**Input data**
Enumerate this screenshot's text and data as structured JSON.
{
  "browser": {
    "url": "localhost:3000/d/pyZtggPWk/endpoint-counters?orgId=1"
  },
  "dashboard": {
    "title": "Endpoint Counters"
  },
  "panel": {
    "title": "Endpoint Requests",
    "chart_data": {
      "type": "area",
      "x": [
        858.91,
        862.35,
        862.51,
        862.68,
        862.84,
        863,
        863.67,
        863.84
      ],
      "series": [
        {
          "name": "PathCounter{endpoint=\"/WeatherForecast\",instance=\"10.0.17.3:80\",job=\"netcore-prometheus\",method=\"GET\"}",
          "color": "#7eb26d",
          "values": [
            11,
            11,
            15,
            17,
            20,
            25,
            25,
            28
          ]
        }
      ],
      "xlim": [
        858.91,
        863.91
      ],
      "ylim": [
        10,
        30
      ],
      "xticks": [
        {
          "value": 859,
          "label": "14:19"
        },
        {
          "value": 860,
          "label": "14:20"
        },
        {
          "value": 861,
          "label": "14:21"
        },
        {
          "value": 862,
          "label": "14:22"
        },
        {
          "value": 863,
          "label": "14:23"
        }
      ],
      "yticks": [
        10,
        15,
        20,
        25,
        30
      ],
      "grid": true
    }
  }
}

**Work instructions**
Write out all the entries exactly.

**Exercise solution**
Enumerate this screenshot's text and data as structured JSON.
{
  "browser": {
    "url": "localhost:3000/d/pyZtggPWk/endpoint-counters?orgId=1"
  },
  "dashboard": {
    "title": "Endpoint Counters"
  },
  "panel": {
    "title": "Endpoint Requests",
    "chart_data": {
      "type": "area",
      "x": [
        858.91,
        862.35,
        862.51,
        862.68,
        862.84,
        863,
        863.67,
        863.84
      ],
      "series": [
        {
          "name": "PathCounter{endpoint=\"/WeatherForecast\",instance=\"10.0.17.3:80\",job=\"netcore-prometheus\",method=\"GET\"}",
          "color": "#7eb26d",
          "values": [
            11,
            11,
            15,
            17,
            20,
            25,
            25,
            28
          ]
        }
      ],
      "xlim": [
        858.91,
        863.91
      ],
      "ylim": [
        10,
        30
      ],
      "xticks": [
        {
          "value": 859,
          "label": "14:19"
        },
        {
          "value": 860,
          "label": "14:20"
        },
        {
          "value": 861,
          "label": "14:21"
        },
        {
          "value": 862,
          "label": "14:22"
        },
        {
          "value": 863,
          "label": "14:23"
        }
      ],
      "yticks": [
        10,
        15,
        20,
        25,
        30
      ],
      "grid": true
    }
  }
}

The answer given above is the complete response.